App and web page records
▬▬▬▬▬▬

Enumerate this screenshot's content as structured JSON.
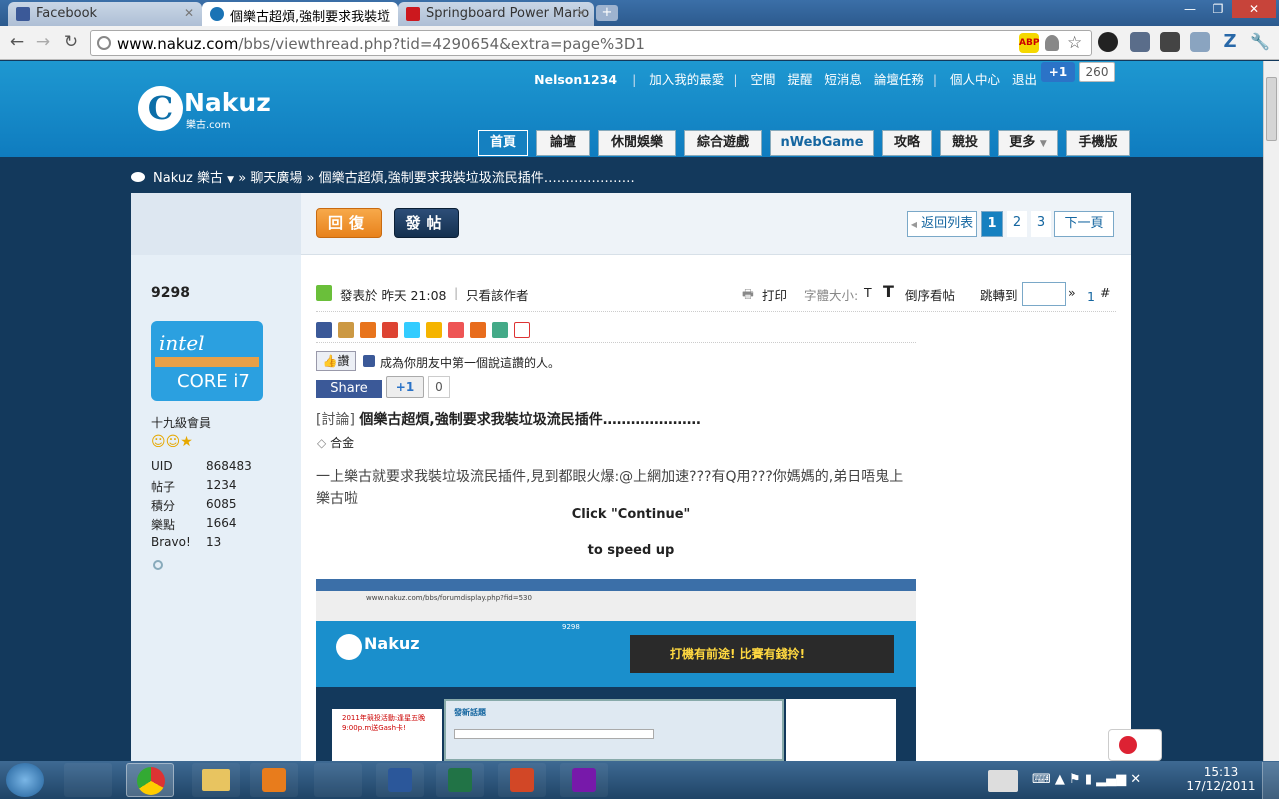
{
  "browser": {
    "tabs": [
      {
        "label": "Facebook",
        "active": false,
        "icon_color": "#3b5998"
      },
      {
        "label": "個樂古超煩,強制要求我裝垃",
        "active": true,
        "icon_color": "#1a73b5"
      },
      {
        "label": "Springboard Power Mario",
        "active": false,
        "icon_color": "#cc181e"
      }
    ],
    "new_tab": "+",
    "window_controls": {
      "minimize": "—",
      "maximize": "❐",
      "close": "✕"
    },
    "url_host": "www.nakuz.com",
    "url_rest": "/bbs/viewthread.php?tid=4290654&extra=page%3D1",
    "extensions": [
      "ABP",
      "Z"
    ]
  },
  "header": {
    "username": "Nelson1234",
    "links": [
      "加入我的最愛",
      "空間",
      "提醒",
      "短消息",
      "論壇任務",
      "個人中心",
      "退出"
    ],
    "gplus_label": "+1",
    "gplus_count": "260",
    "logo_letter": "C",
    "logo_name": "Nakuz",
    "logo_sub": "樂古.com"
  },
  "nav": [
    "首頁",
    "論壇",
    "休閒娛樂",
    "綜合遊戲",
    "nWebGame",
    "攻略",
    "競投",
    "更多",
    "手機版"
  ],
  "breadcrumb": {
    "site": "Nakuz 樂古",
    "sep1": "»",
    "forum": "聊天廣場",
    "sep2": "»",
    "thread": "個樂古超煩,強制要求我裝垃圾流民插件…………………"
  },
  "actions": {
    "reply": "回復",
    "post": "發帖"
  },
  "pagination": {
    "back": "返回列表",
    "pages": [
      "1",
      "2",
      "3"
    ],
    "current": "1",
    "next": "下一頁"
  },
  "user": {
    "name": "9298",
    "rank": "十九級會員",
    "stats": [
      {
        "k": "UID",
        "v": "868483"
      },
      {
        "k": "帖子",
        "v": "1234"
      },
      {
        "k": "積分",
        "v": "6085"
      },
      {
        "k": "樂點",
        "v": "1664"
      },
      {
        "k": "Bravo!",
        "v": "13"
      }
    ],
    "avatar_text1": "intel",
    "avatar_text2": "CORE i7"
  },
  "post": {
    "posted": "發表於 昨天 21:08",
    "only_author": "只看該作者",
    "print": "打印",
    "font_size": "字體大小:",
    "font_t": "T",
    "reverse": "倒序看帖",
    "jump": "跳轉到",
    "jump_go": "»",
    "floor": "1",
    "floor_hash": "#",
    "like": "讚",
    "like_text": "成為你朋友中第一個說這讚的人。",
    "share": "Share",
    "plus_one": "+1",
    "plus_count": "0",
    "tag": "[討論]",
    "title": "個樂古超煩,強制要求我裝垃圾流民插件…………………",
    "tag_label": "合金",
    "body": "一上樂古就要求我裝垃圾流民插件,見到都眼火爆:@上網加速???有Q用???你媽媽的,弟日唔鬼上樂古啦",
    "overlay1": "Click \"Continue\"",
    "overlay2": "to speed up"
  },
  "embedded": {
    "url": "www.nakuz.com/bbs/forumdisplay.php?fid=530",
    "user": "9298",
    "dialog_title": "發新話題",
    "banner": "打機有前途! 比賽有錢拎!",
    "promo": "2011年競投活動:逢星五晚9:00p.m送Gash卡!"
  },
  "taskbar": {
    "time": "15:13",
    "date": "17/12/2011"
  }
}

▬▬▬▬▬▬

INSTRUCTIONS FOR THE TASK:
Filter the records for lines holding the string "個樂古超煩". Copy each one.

TASK ANSWER:
        "label": "個樂古超煩,強制要求我裝垃",
    "thread": "個樂古超煩,強制要求我裝垃圾流民插件…………………"
    "title": "個樂古超煩,強制要求我裝垃圾流民插件…………………",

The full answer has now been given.